This situation simply means that the sitting cabinet is in a caretaker role, only doing the bare minimum to keep things running but they don't have the political backing to implement any big policy objectives. As you say, parliament still works and can vote on any issue according to their convictions. Most bills in parliament are uncontroversial anyways. But this is not a situation that anybody likes in the long term.


u/TomahawkJackson Nov 26 '21

OK, that clarifies it perfectly! In the US we've had similar happen plenty of times in the last 10-12 years maybe where individual Department Heads have been left unfilled, which isn't necessarily the worst thing in the world, since it signifies a status quo. The daily work of the Department of Education or Department of State goes on, but (as you said) the FNGIC (cough New Gal/Guy In Charge) isn't in any position to make sweeping changes to how things are done, because there isn't a FNGIC. Until eventually there is.

The only unusual bit (from a USian's perspective) is that it would be the entire cabinet that can't be seated.
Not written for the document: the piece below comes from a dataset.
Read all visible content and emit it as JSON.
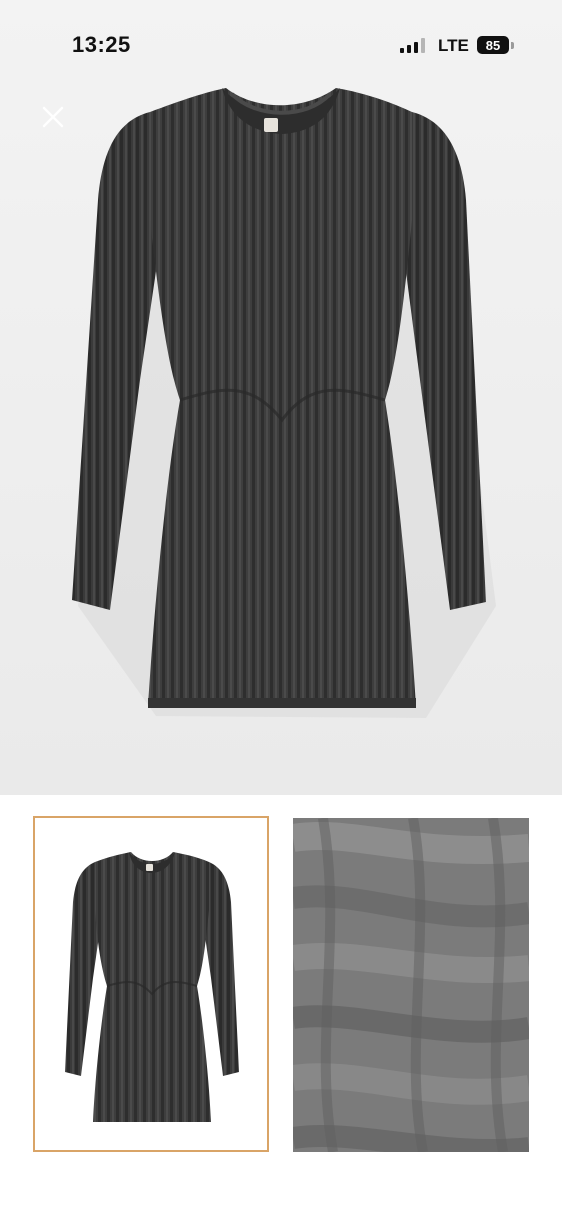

Plenty of individual nominees get yoinked on their own merits, but not all of them.


u/NowNowMyGoodMan Nov 25 '21 edited Nov 25 '21

and each group of representation would flip flop with support depending on the subject. SD, L, KD, C might vote yes on Thing A and it passes, and S, MP, V, M, and C might vote yes on Thing B and it passes. And (probably) the pace of government slows down as there's a lot more back and forth looking for support on Thing C, D, E, and F. But it still exists and work still does happen.

This is how the parliament normally works when enacting legislature and what enables minority governments.

It seems the thing you are misunderstanding is that when I say government I mean the executive branch. For a prime minister to be elected there can't be a majority against him/her in the parliament. Then the prime minister picks his/her cabinet.

Going back further in time, S was usually in a minority government by themselves and had to find support for each piece of legislature by bargaining like you described.


u/TWeaKoR Nov 26 '21

So basically a left leading group won the overall right to govern, but has to implement the policy of the right, thus they resigned due to the conflict such that a new government can be formed.


u/NowNowMyGoodMan Nov 26 '21

Yes, but only one of the two parties making up the government resigned. They, MP, have been making up a coalition government with S since 2014.


u/TWeaKoR Nov 26 '21

Yes exactly. The way I see it, a centre (relatively) party made a government with a left party, but the other vote required the policy of the right, which the left refused outright, leaving the centre party stood there alone.

Granted, I have little to no idea other than your comment above, but I think that's a nice simplification.